**What is needed:** Your task is to copy every line of the entries that contains "title".

Dataset entries:
------------------------------------------------------------
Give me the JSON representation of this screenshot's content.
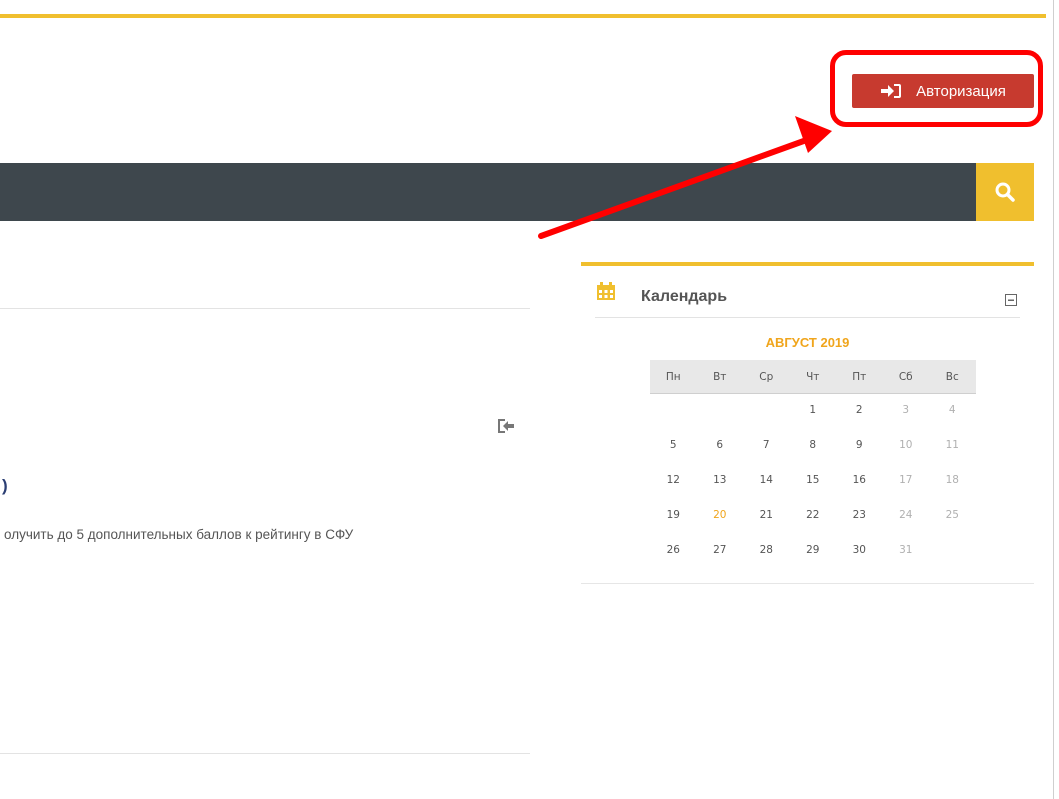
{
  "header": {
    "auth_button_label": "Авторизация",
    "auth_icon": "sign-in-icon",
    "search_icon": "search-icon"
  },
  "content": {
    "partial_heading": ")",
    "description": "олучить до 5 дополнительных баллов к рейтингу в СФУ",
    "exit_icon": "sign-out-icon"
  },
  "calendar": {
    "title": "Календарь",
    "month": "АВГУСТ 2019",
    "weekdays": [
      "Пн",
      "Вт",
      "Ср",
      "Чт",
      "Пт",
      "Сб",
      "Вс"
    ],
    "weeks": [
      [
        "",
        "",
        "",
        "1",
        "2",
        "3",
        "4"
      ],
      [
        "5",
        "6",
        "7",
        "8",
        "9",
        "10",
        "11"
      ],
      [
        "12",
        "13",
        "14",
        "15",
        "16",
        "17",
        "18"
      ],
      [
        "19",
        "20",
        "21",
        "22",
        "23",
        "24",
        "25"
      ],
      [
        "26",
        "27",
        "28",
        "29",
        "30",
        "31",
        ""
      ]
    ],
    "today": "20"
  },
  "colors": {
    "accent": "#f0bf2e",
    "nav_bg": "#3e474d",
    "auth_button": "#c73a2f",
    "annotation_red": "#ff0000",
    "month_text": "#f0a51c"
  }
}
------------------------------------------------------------
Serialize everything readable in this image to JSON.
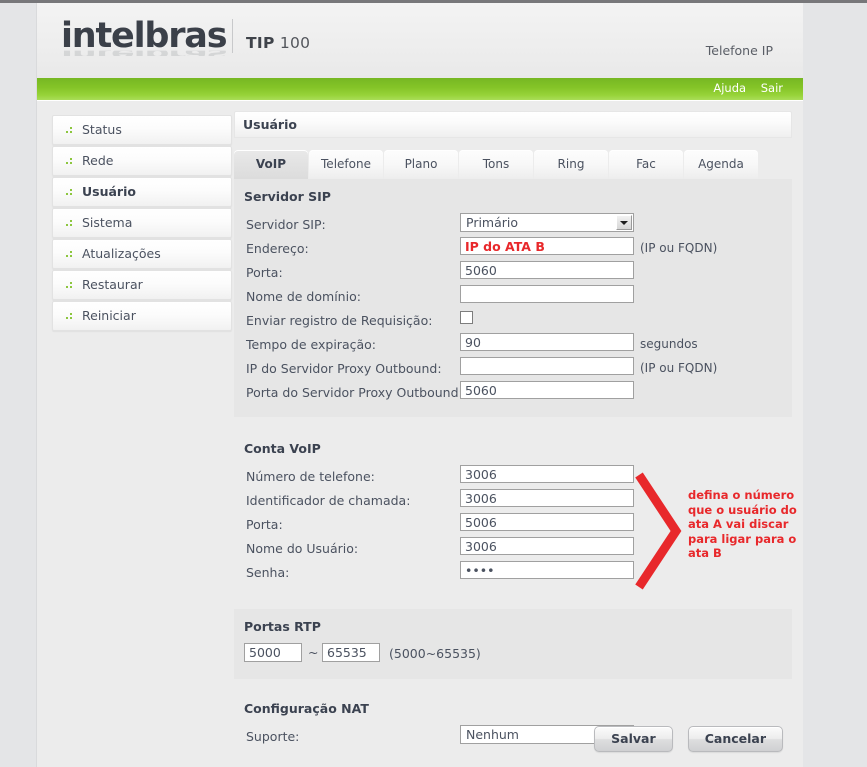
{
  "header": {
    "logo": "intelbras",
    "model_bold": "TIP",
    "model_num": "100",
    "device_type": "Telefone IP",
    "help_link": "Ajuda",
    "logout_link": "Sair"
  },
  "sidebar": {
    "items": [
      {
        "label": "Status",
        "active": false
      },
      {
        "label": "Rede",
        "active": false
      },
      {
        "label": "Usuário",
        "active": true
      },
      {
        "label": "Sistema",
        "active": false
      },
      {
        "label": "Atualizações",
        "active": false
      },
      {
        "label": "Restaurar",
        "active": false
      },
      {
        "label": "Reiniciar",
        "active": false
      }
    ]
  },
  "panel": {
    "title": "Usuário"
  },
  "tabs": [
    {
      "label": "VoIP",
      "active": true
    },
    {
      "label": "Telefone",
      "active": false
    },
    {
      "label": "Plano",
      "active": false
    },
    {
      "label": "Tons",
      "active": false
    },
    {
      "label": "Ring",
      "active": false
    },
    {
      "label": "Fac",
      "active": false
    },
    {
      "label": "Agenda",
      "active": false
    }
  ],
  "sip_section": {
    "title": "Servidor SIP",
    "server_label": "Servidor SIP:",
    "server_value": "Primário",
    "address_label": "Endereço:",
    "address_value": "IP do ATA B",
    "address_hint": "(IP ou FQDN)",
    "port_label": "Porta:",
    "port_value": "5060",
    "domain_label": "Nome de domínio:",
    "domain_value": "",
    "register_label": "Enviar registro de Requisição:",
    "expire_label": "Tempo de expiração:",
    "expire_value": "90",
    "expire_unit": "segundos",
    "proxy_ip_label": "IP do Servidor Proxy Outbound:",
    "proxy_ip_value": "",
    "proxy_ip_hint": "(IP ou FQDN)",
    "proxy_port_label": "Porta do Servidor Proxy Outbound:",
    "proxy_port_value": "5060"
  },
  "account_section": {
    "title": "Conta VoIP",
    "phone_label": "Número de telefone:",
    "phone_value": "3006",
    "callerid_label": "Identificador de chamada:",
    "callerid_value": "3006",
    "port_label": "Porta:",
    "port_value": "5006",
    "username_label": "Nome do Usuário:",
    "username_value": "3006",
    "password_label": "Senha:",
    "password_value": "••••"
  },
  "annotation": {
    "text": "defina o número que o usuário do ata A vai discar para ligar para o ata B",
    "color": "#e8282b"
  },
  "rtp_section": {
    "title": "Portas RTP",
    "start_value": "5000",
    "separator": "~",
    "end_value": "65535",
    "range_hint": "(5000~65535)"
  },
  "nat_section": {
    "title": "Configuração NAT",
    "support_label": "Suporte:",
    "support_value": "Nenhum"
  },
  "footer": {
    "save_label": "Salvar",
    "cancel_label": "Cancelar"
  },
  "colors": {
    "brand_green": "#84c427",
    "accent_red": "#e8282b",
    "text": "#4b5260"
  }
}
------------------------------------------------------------
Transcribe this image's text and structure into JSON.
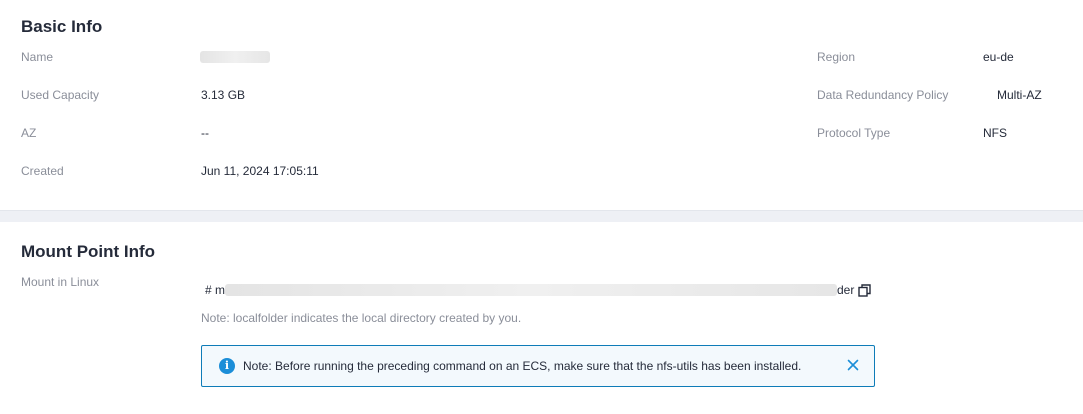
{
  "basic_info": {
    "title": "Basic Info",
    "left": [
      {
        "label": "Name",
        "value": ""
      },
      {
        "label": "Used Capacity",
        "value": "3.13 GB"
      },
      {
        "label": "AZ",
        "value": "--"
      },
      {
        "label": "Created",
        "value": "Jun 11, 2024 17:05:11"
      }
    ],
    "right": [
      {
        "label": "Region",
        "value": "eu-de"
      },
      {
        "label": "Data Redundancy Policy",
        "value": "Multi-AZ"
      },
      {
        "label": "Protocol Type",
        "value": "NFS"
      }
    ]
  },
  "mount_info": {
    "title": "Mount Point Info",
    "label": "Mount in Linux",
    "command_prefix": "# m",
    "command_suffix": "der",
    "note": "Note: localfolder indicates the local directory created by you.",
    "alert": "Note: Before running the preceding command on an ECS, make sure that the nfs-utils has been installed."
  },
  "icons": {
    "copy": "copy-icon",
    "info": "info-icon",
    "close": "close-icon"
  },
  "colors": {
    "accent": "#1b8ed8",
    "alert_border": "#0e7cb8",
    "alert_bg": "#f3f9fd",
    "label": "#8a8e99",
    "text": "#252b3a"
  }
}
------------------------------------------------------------
**Exercise answer:**
    "title": "Календарь",
    "title": "Usuário"
    "title": "Servidor SIP",
    "title": "Conta VoIP",
    "title": "Portas RTP",
    "title": "Configuração NAT",
    "title": "Basic Info",
    "title": "Mount Point Info",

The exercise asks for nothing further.